He also taught, of course, and had a long list of Law School responsibilities: he organized conferences, cochaired the faculty appointments committee, chaired a committee tasked with reorganizing clinical governance, and chaired a university committee reviewing internal investigations of the University of Chicago Police Department, to name a few. That meant that sometimes the book was put aside for months at a time, which then required time to restart the project.
“If I were more efficient, I would have just done all of it, as some of my colleagues do,” he said, but “they may or may not sleep.”
Much of his time was spent working with the D’Angelo Law Library and research assistants to unearth material about the book’s many interesting examples. In the focal point chapters, he talks about the federal statute that states rules for respecting the American flag, the Lieber code promulgated by the Union in the Civil War, and the court in medieval Iceland that issued judgments for several centuries without any executive officials, such as police, to enforce them. All those legal pronouncements created a focal point for people who wanted to, respectively, show respect to the flag, cooperate with an enemy over certain aspects of war, and resolve disputes, he explained.
For the idea of law as information, McAdams writes about the unwanted expressive effects of drug legalization, which signals that drugs are more popular and less dangerous than they actually are. He claims that the real issue in the public controversy over Florida’s Stand Your Ground law (made famous after the killing of Trayvon Martin) were with the law’s informational effects, more than anything else.
McAdams also argues that the law’s expressive influence over behavior (through information on public attitudes) helps to explain why we should interpret the First Amendment’s Establishment Clause to prohibit the government from endorsing religion.
McAdams hopes that the combination of theories and practical examples will appeal to other law professors, political scientists, and lawyers interested in theory.
He found it challenging to move beyond the fields of criminal law and procedure. “I wrote a lot about topics outside my primary expertise: the fields of constitutional law, international law, customary law, property, and a host of smaller regulations about traffic and smoking. I discuss game theory, social movements, and histories of dispute-resolution mechanisms,” he said. “Next time, I’ll pick a narrower topic, one that I can complete in less time. Ideally, something where I can fully understand the scope of the topic before I write the book.”
Luckily, Harvard University Press didn’t mind the wait. “Harvard completely left me alone. I guess they’re used to the fact some people take a very long time. They really didn’t bother me, which kind of surprised me.”
His last step was to write a chapter on normative implications of his theories and how they can be used when making policy. Law professors always want a chapter like that, he said.
Finally, on December 22, 2012, McAdams submitted his completed manuscript. After that, the press gave the manuscript to two anonymous reviewers, who came back after about six months with extensive comments. McAdams had to then resubmit the manuscript explaining all the changes he made or why he rejected suggested changes, which ended up being a 35-page document in addition to the manuscript. That version was sent in on September 3, 2013, and editing began in January of this year.
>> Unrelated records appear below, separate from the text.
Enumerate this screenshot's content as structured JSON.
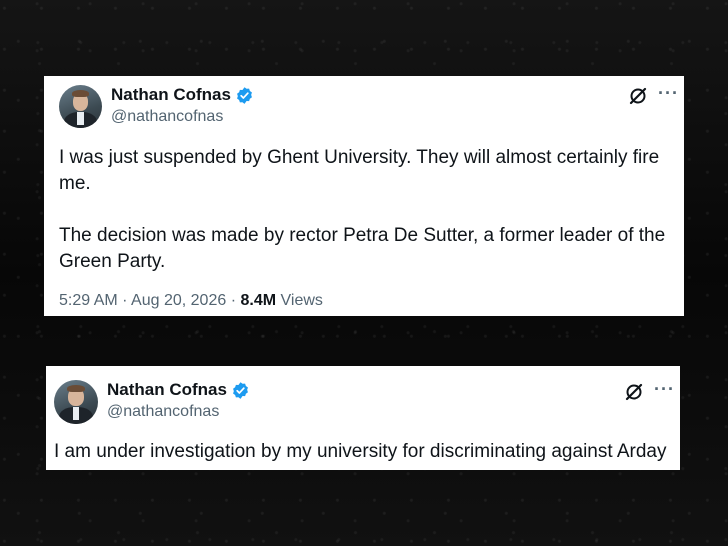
{
  "tweets": [
    {
      "name": "Nathan Cofnas",
      "handle": "@nathancofnas",
      "paragraphs": [
        "I was just suspended by Ghent University. They will almost certainly fire me.",
        "The decision was made by rector Petra De Sutter, a former leader of the Green Party."
      ],
      "time": "5:29 AM",
      "date": "Aug 20, 2026",
      "views_count": "8.4M",
      "views_label": "Views",
      "more_label": "···",
      "icons": [
        "avatar",
        "verified-badge-icon",
        "grok-icon",
        "more-icon"
      ]
    },
    {
      "name": "Nathan Cofnas",
      "handle": "@nathancofnas",
      "text": "I am under investigation by my university for discriminating against Arday",
      "more_label": "···",
      "icons": [
        "avatar",
        "verified-badge-icon",
        "grok-icon",
        "more-icon"
      ]
    }
  ],
  "colors": {
    "background": "#0b0b0b",
    "card": "#ffffff",
    "text_primary": "#0f1419",
    "text_secondary": "#536471",
    "verified": "#1d9bf0"
  }
}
McAdams received Harvard’s first edit in late May and returned his edited manuscript in June. He saw page proofs in July, approved them and made minor changes, and now he waits for the big day: January 12, 2015.
“Maybe it sounds egotistical, but I really like sitting down and reading the whole thing,” McAdams said. “I printed it out, double-sided, and it’s kind of a hefty thing, and it was like, yeah, this is a book, finally.”
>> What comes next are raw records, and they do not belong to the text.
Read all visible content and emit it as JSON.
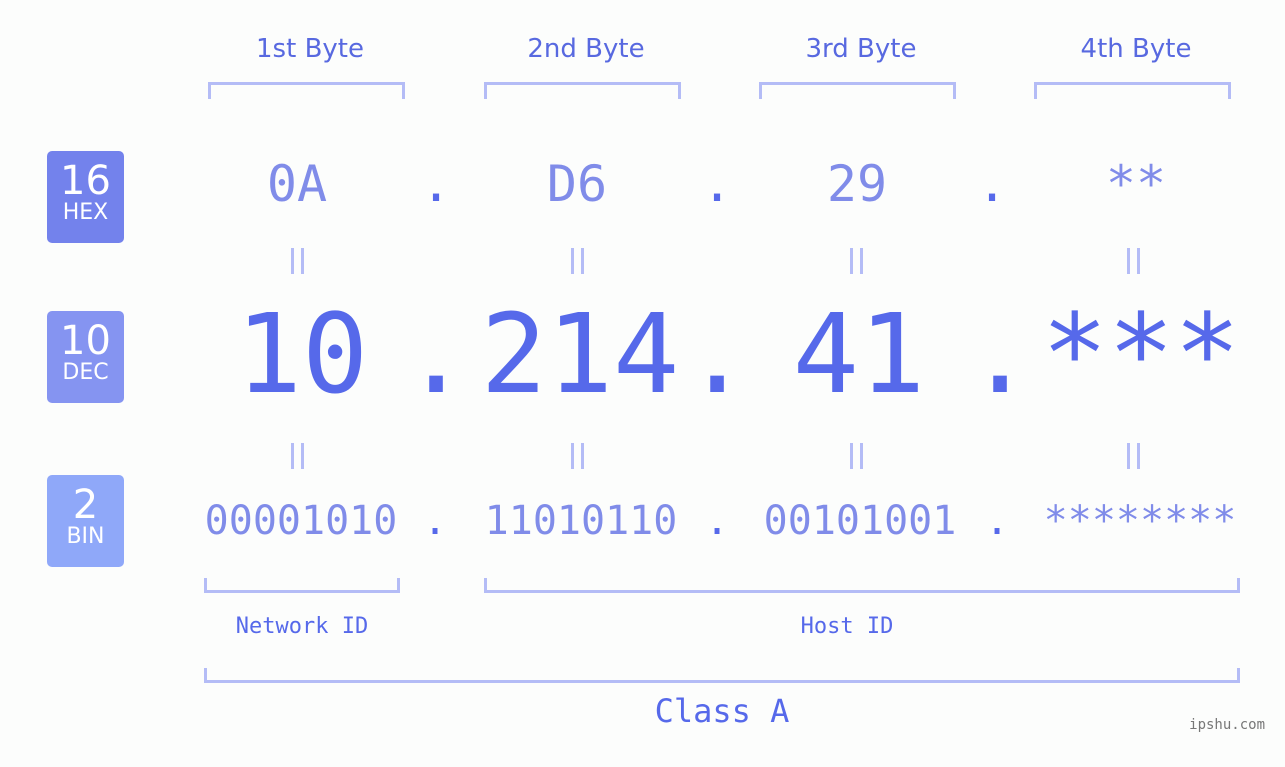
{
  "bytes": [
    {
      "label": "1st Byte",
      "hex": "0A",
      "dec": "10",
      "bin": "00001010"
    },
    {
      "label": "2nd Byte",
      "hex": "D6",
      "dec": "214",
      "bin": "11010110"
    },
    {
      "label": "3rd Byte",
      "hex": "29",
      "dec": "41",
      "bin": "00101001"
    },
    {
      "label": "4th Byte",
      "hex": "**",
      "dec": "***",
      "bin": "********"
    }
  ],
  "separator": ".",
  "equals": "=",
  "badges": [
    {
      "num": "16",
      "label": "HEX",
      "color": "#7382ec"
    },
    {
      "num": "10",
      "label": "DEC",
      "color": "#8594f1"
    },
    {
      "num": "2",
      "label": "BIN",
      "color": "#8fa8f9"
    }
  ],
  "network_id_label": "Network ID",
  "host_id_label": "Host ID",
  "class_label": "Class A",
  "watermark": "ipshu.com"
}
He doesn’t know when or on what he’ll write that next book yet. Now he knows firsthand that the process is very rewarding, but rarely easy. “Of course, my favorite part of writing the book was finishing it.”